Association analysis identifies 65 new breast cancer risk loci

Research output: Contribution to journalArticle

Abstract

Breast cancer risk is influenced by rare coding variants in susceptibility genes, such as BRCA1, and many common, mostly non-coding variants. However, much of the genetic contribution to breast cancer risk remains unknown. Here we report the results of a genome-wide association study of breast cancer in 122,977 cases and 105,974 controls of European ancestry and 14,068 cases and 13,104 controls of East Asian ancestry. We identified 65 new loci that are associated with overall breast cancer risk at P < 5 × 10-8. The majority of credible risk single-nucleotide polymorphisms in these loci fall in distal regulatory elements, and by integrating in silico data to predict target genes in breast cells at each locus, we demonstrate a strong overlap between candidate target genes and somatic driver genes in breast tumours. We also find that heritability of breast cancer due to all single-nucleotide polymorphisms in regulatory features was 2-5-fold enriched relative to the genome-wide average, with strong enrichment for particular transcription factor binding sites. These results provide further insight into genetic susceptibility to breast cancer and will improve the use of genetic risk scores for individualized screening and prevention. © 2017 Macmillan Publishers Limited, part of Springer Nature. All rights reserved.

Details
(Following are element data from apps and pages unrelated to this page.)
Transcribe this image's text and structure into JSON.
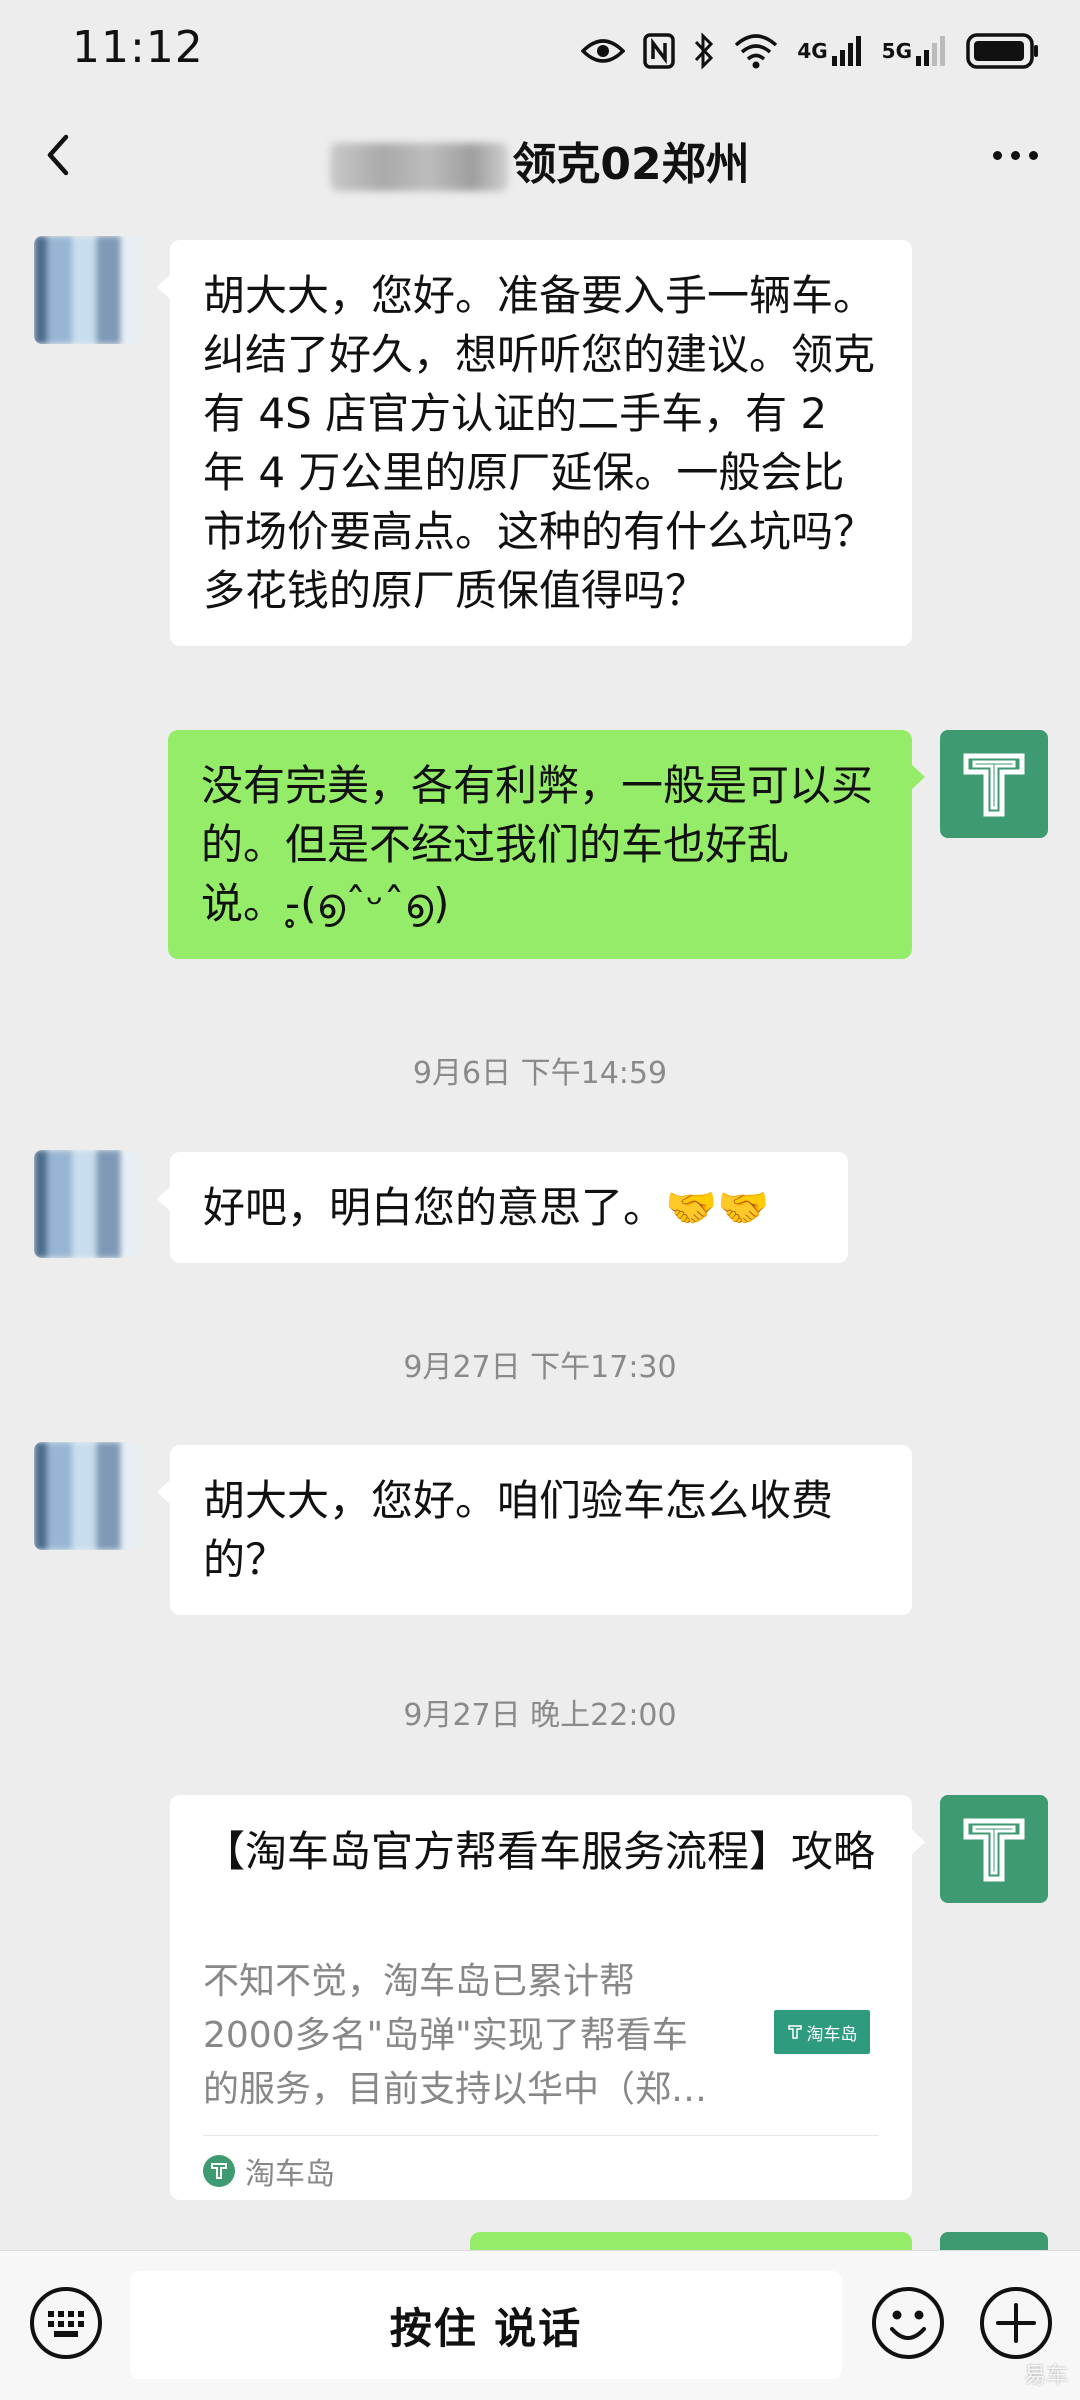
{
  "status_bar": {
    "time": "11:12",
    "net1": "4G",
    "net2": "5G"
  },
  "nav": {
    "title": "领克02郑州"
  },
  "messages": [
    {
      "side": "left",
      "text": "胡大大，您好。准备要入手一辆车。纠结了好久，想听听您的建议。领克有 4S 店官方认证的二手车，有 2 年 4 万公里的原厂延保。一般会比市场价要高点。这种的有什么坑吗？多花钱的原厂质保值得吗？"
    },
    {
      "side": "right",
      "text": "没有完美，各有利弊，一般是可以买的。但是不经过我们的车也好乱说。-̥(൭ˆᵕˆ൭)"
    },
    {
      "side": "left",
      "text": "好吧，明白您的意思了。🤝🤝"
    },
    {
      "side": "left",
      "text": "胡大大，您好。咱们验车怎么收费的？"
    }
  ],
  "timestamps": [
    "9月6日 下午14:59",
    "9月27日 下午17:30",
    "9月27日 晚上22:00"
  ],
  "card": {
    "title": "【淘车岛官方帮看车服务流程】攻略",
    "desc": "不知不觉，淘车岛已累计帮2000多名\"岛弹\"实现了帮看车的服务，目前支持以华中（郑…",
    "thumb_text": "淘车岛",
    "source": "淘车岛"
  },
  "input_bar": {
    "voice_label": "按住 说话"
  },
  "watermark": "易车",
  "colors": {
    "background": "#ededed",
    "bubble_self": "#95ec69",
    "bubble_other": "#ffffff",
    "avatar_brand": "#3e9a70"
  }
}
Authors
Organisations
External organisations
  • University of Cambridge
  • Cyprus Institute of Neurology and Genetics
  • University of Washington
  • Harvard University
  • QIMR Berghofer Medical Research Institute
  • University of Toronto
Research areas and keywords

Subject classification (UKÄ) – MANDATORY

  • Medical Genetics
  • Cancer and Oncology

Keywords

  • ancestry, cancer, gene, genetic variation, genome, health risk, heritability, polymorphism, tumor, Europe, Far East
Original languageEnglish
Pages (from-to)92-94
Number of pages3
JournalNature
Volume551
Issue number7678
Publication statusPublished - 2017
Publication categoryResearch
Peer-reviewedYes

Bibliographic note

Export Date: 20 November 2017